Johannesburg - Fears are rising that the ongoing investigations in Lesotho regarding the death of the county’s former First Lady, Lipolelo Thabane, could further destablise the country’s political environment, also straining SADC’s efforts to bring a lasting solution to the county’s political glitches.
Police in Lesotho have been calling on Prime Minister Thomas Thabane to reveal the whereabouts of his second wife, Maesaiah Thabane, 43, who has been on the run for two weeks now since a warrant of her arrest was issued in connection with the murder of the Prime Minister’s first wife, Lipolelo Thabane, in 2017.
Maesaiah disappeared after she was summoned by police to answer questions on the investigation with reports suggesting she could have skipped Lesotho into South Africa, though police could not confirm this.
The Prime Minister has since been under pressure after the opposition and his own ABC party called for him to vacate office, accusing him of shielding his wife.
“To date, we have received tips of where she could be but all those that we have followed so far have not yielded any positive results. We are still working on other processes to engage Interpol, but for now we have only issued a notice of wanted person locally.
“We have called in a few people already in connection to her going missing but I am not in a position to disclose their names because we need to give them witness protection," said police spokesperson, Superintendent Mpiti Mopeli, on Tuesday.
Last week, SADC chief mediator to Lesotho, South African President Cyril Ramaphosa, sent former minister Jeff Radebe as envoy to Prime Minister Tom Thabane in connection with the issue.
Thabane told the envoy that he was ready to retire amid the political drama triggered by his own issues.
The coalition government is, however, yet to work out the legal process to follow regarding his retirement.
“It was proper for the Prime Minister to inform the neighbours of his intentions (to retire),” Lesotho Minister of Communications, Science and Technology, Chief Thesele Maseribane, said.
He said Thabane had informed the king and coalition partners that he wanted to retire.
“We need to understand that it is a process, there should be some constitutional requirements. There should be arrangements that have to be done. An official statement is still awaiting that. We need to inform other stakeholders also of this honourable intention of retirement,” Maseribane added.
He said top legal minds were working on a way forward.
“We will support all the measures and decision that the honourable Prime Minister and the people of Lesotho are making and SA is ever ready to put its shoulder to the wheel because that is what a good neighbour does,” said Radebe after meeting with the Prime Minister.
Radebe said more announcements were expected in the next few days.
He said they were very optimistic about the political developments in Lesotho.
On December 23, police commissioner, Holomo Molibeli, wrote a letter to Thabane informing him that his mobile number had been picked to have communicated with one of the assailants at the scene of the murder of Lipolelo.
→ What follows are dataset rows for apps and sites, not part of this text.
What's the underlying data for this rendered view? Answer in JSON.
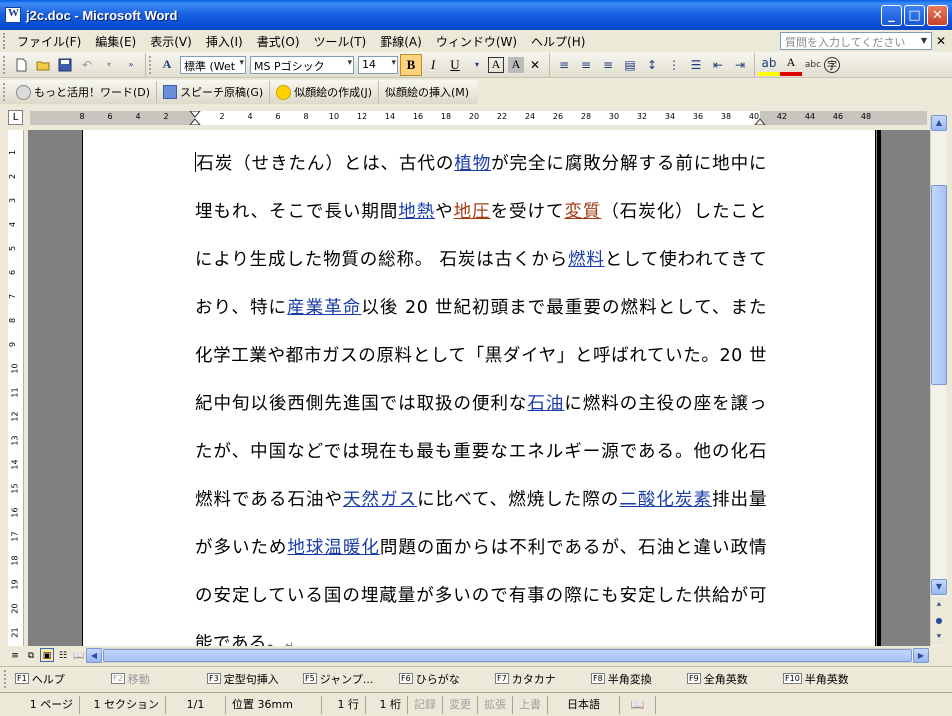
{
  "window": {
    "title": "j2c.doc - Microsoft Word"
  },
  "menu": {
    "items": [
      "ファイル(F)",
      "編集(E)",
      "表示(V)",
      "挿入(I)",
      "書式(O)",
      "ツール(T)",
      "罫線(A)",
      "ウィンドウ(W)",
      "ヘルプ(H)"
    ],
    "help_placeholder": "質問を入力してください"
  },
  "format": {
    "style": "標準 (Wet",
    "font": "MS Pゴシック",
    "size": "14"
  },
  "quickbar": {
    "item1": "もっと活用！ワード(D)",
    "item2": "スピーチ原稿(G)",
    "item3": "似顔絵の作成(J)",
    "item4": "似顔絵の挿入(M)"
  },
  "ruler": {
    "marks": [
      "8",
      "6",
      "4",
      "2",
      "2",
      "4",
      "6",
      "8",
      "10",
      "12",
      "14",
      "16",
      "18",
      "20",
      "22",
      "24",
      "26",
      "28",
      "30",
      "32",
      "34",
      "36",
      "38",
      "40",
      "42",
      "44",
      "46",
      "48"
    ],
    "vmarks": [
      "1",
      "2",
      "3",
      "4",
      "5",
      "6",
      "7",
      "8",
      "9",
      "10",
      "11",
      "12",
      "13",
      "14",
      "15",
      "16",
      "17",
      "18",
      "19",
      "20",
      "21"
    ]
  },
  "document": {
    "t1": "石炭（せきたん）とは、古代の",
    "l1": "植物",
    "t2": "が完全に腐敗分解する前に地中に埋もれ、そこで長い期間",
    "l2": "地熱",
    "t3": "や",
    "l3": "地圧",
    "t4": "を受けて",
    "l4": "変質",
    "t5": "（石炭化）したことにより生成した物質の総称。 石炭は古くから",
    "l5": "燃料",
    "t6": "として使われてきており、特に",
    "l6": "産業革命",
    "t7": "以後 20 世紀初頭まで最重要の燃料として、また化学工業や都市ガスの原料として「黒ダイヤ」と呼ばれていた。20 世紀中旬以後西側先進国では取扱の便利な",
    "l7": "石油",
    "t8": "に燃料の主役の座を譲ったが、中国などでは現在も最も重要なエネルギー源である。他の化石燃料である石油や",
    "l8": "天然ガス",
    "t9": "に比べて、燃焼した際の",
    "l9": "二酸化炭素",
    "t10": "排出量が多いため",
    "l10": "地球温暖化",
    "t11": "問題の面からは不利であるが、石油と違い政情の安定している国の埋蔵量が多いので有事の際にも安定した供給が可能である。"
  },
  "fkeys": [
    {
      "key": "F1",
      "label": "ヘルプ"
    },
    {
      "key": "F2",
      "label": "移動"
    },
    {
      "key": "F3",
      "label": "定型句挿入"
    },
    {
      "key": "F5",
      "label": "ジャンプ..."
    },
    {
      "key": "F6",
      "label": "ひらがな"
    },
    {
      "key": "F7",
      "label": "カタカナ"
    },
    {
      "key": "F8",
      "label": "半角変換"
    },
    {
      "key": "F9",
      "label": "全角英数"
    },
    {
      "key": "F10",
      "label": "半角英数"
    }
  ],
  "status": {
    "page": "1 ページ",
    "section": "1 セクション",
    "pages": "1/1",
    "position": "位置 36mm",
    "line": "1 行",
    "column": "1 桁",
    "rec": "記録",
    "trk": "変更",
    "ext": "拡張",
    "ovr": "上書",
    "lang": "日本語"
  }
}
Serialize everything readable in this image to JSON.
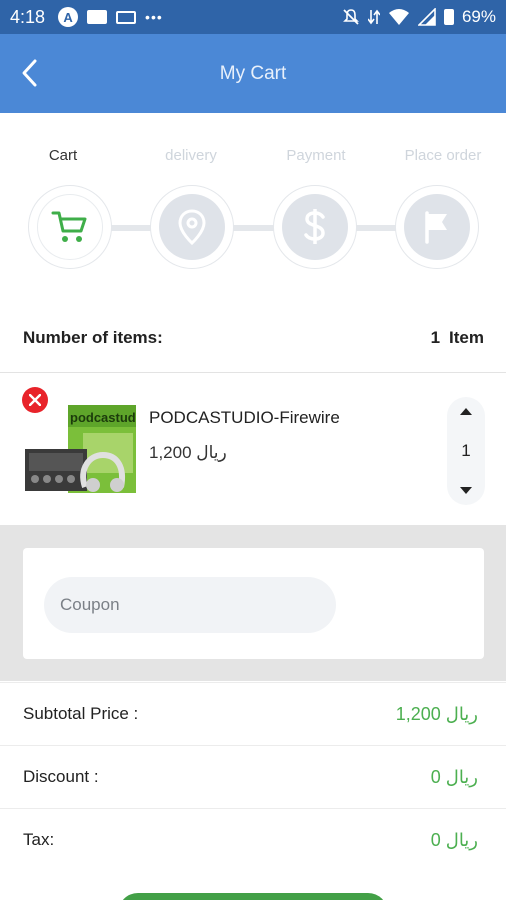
{
  "status_bar": {
    "time": "4:18",
    "battery": "69%",
    "icons": [
      "a-circle-icon",
      "card-icon",
      "laptop-icon",
      "more-dots-icon",
      "mute-icon",
      "data-arrows-icon",
      "wifi-icon",
      "signal-icon",
      "battery-icon"
    ]
  },
  "app_bar": {
    "title": "My Cart",
    "back_icon": "chevron-left-icon"
  },
  "steps": [
    {
      "label": "Cart",
      "icon": "cart-icon",
      "active": true
    },
    {
      "label": "delivery",
      "icon": "location-pin-icon",
      "active": false
    },
    {
      "label": "Payment",
      "icon": "dollar-icon",
      "active": false
    },
    {
      "label": "Place order",
      "icon": "flag-icon",
      "active": false
    }
  ],
  "items": {
    "label": "Number of items:",
    "count": "1",
    "unit": "Item"
  },
  "product": {
    "name": "PODCASTUDIO-Firewire",
    "price": "ريال 1,200",
    "quantity": "1",
    "remove_icon": "close-icon"
  },
  "coupon": {
    "placeholder": "Coupon"
  },
  "totals": [
    {
      "label": "Subtotal Price :",
      "value": "ريال 1,200"
    },
    {
      "label": "Discount :",
      "value": "ريال 0"
    },
    {
      "label": "Tax:",
      "value": "ريال 0"
    }
  ],
  "colors": {
    "status_bar": "#2f64a8",
    "app_bar": "#4b88d6",
    "accent_green": "#4caf50",
    "remove_red": "#e8232a"
  }
}
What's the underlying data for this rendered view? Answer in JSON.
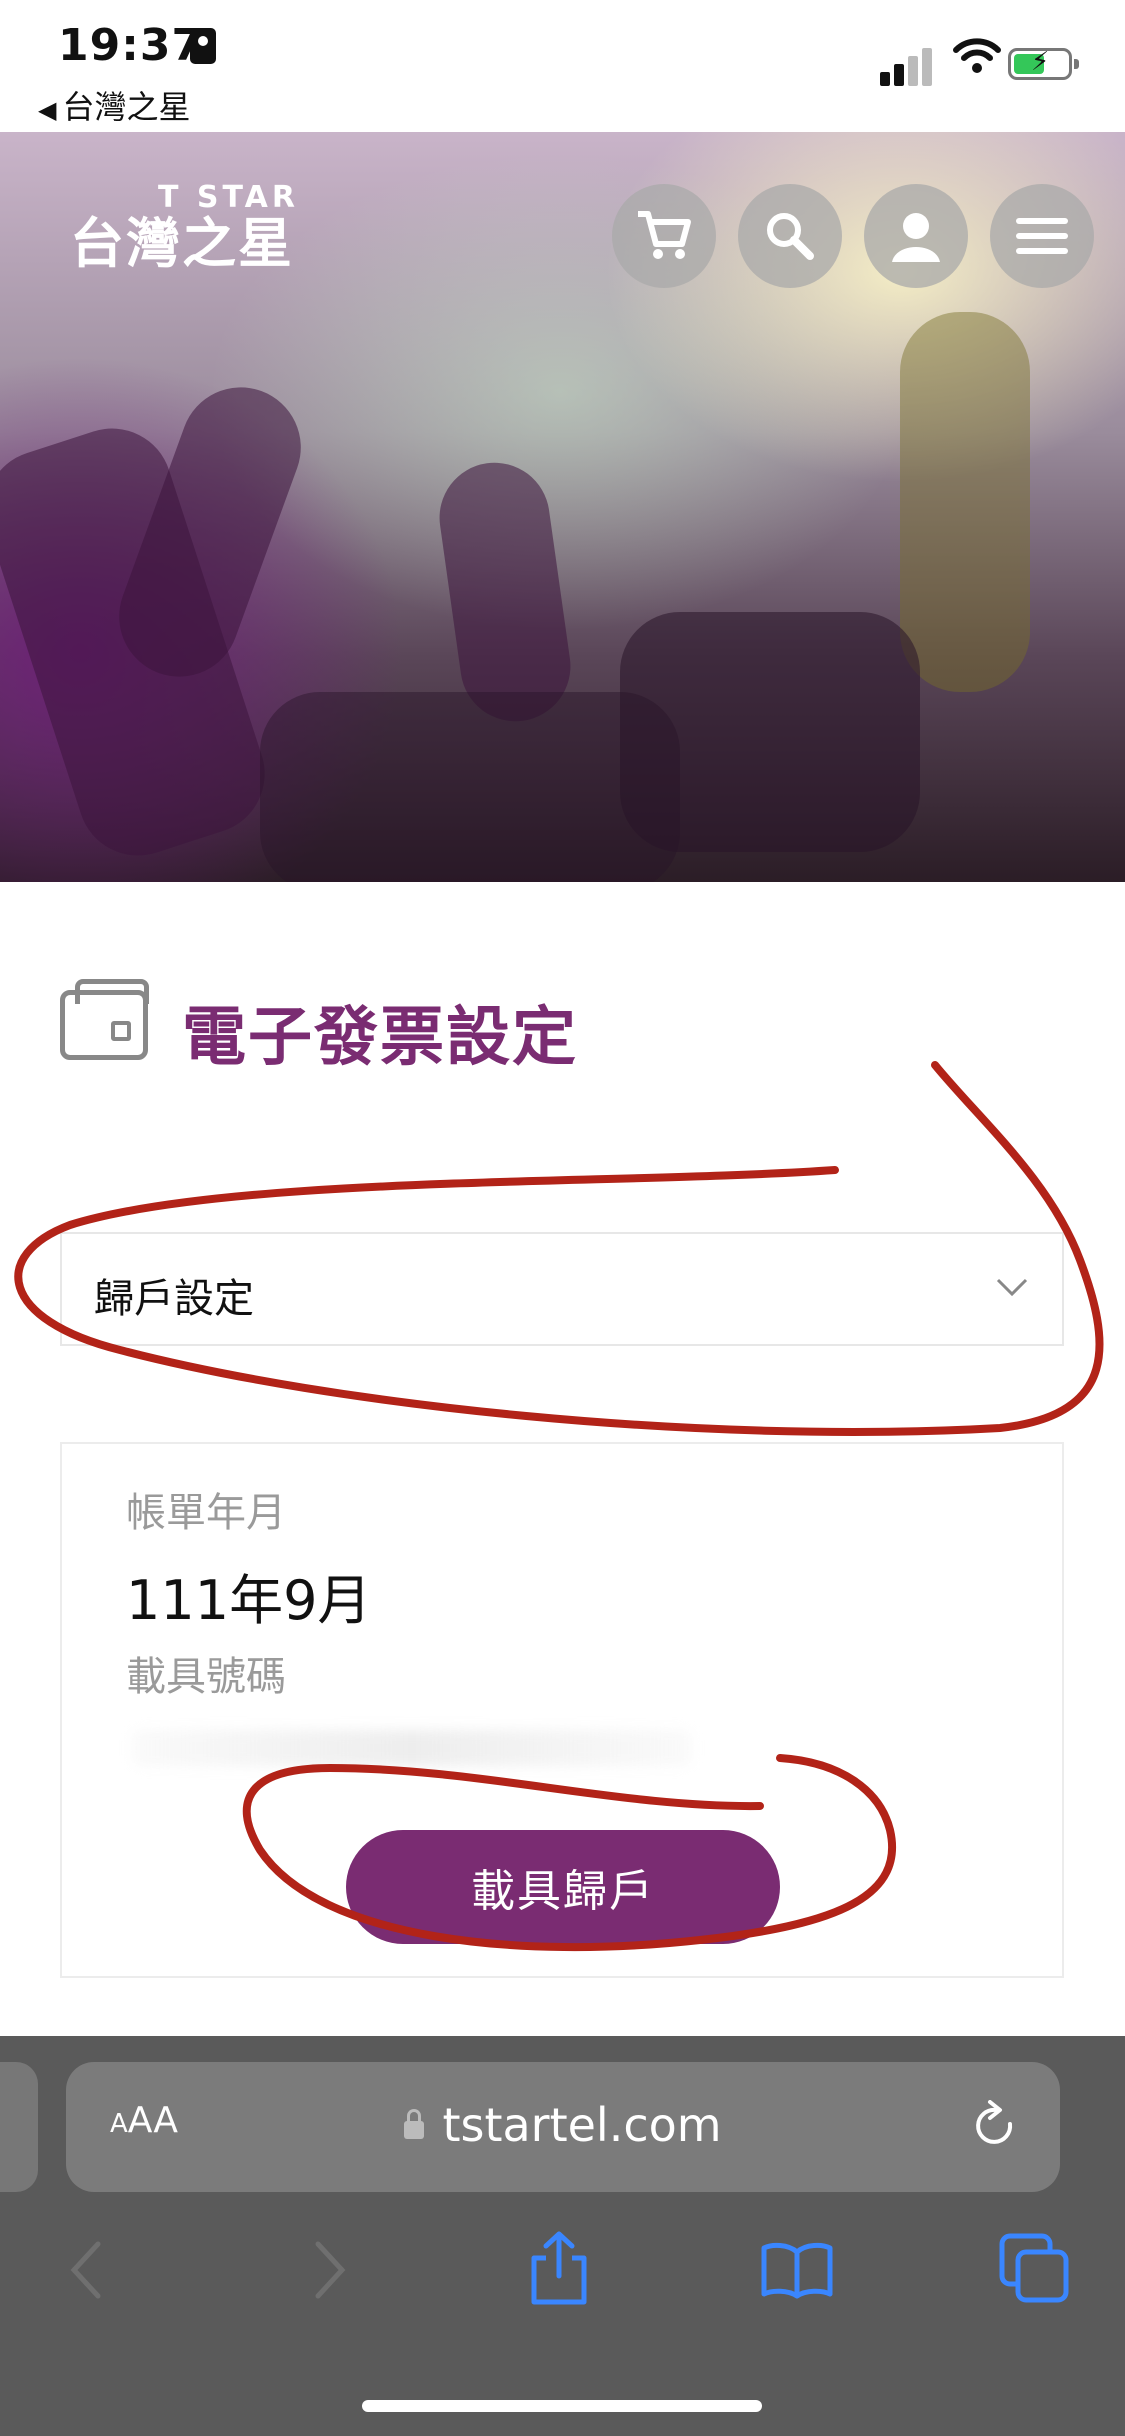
{
  "status_bar": {
    "time": "19:37",
    "back_app": "台灣之星"
  },
  "header": {
    "brand_en": "T STAR",
    "brand_zh": "台灣之星",
    "icons": [
      "cart-icon",
      "search-icon",
      "user-icon",
      "menu-icon"
    ]
  },
  "page": {
    "title": "電子發票設定",
    "select_value": "歸戶設定",
    "card": {
      "billing_label": "帳單年月",
      "billing_value": "111年9月",
      "carrier_label": "載具號碼",
      "button_label": "載具歸戶"
    }
  },
  "browser": {
    "text_size_label": "AA",
    "url": "tstartel.com"
  },
  "colors": {
    "brand_purple": "#7a2c72",
    "annotation_red": "#b22318",
    "toolbar_blue": "#3a86ff"
  }
}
The letter asked Thabane, 80, to furnish police with information that could help them with the name and whereabouts of that particular person and what their conversation was about.
However, the Prime Minister then attempted to remove Molibeli from office. Molibeli took the matter to court and was granted relief to stay in office until its finalisation next month.
Last week, in another twist in the dramatic case, police called some high ranking officials for questioning as part of investigations.
The officials include the Minister of Water Affairs, Samonyane Ntsekele, who is also former secretary general of Thabane’s All Basotho Convention party, the government secretary, Moahloli Mphaka, and the leader of Basotho National Party, Chief Thesele Maseribane.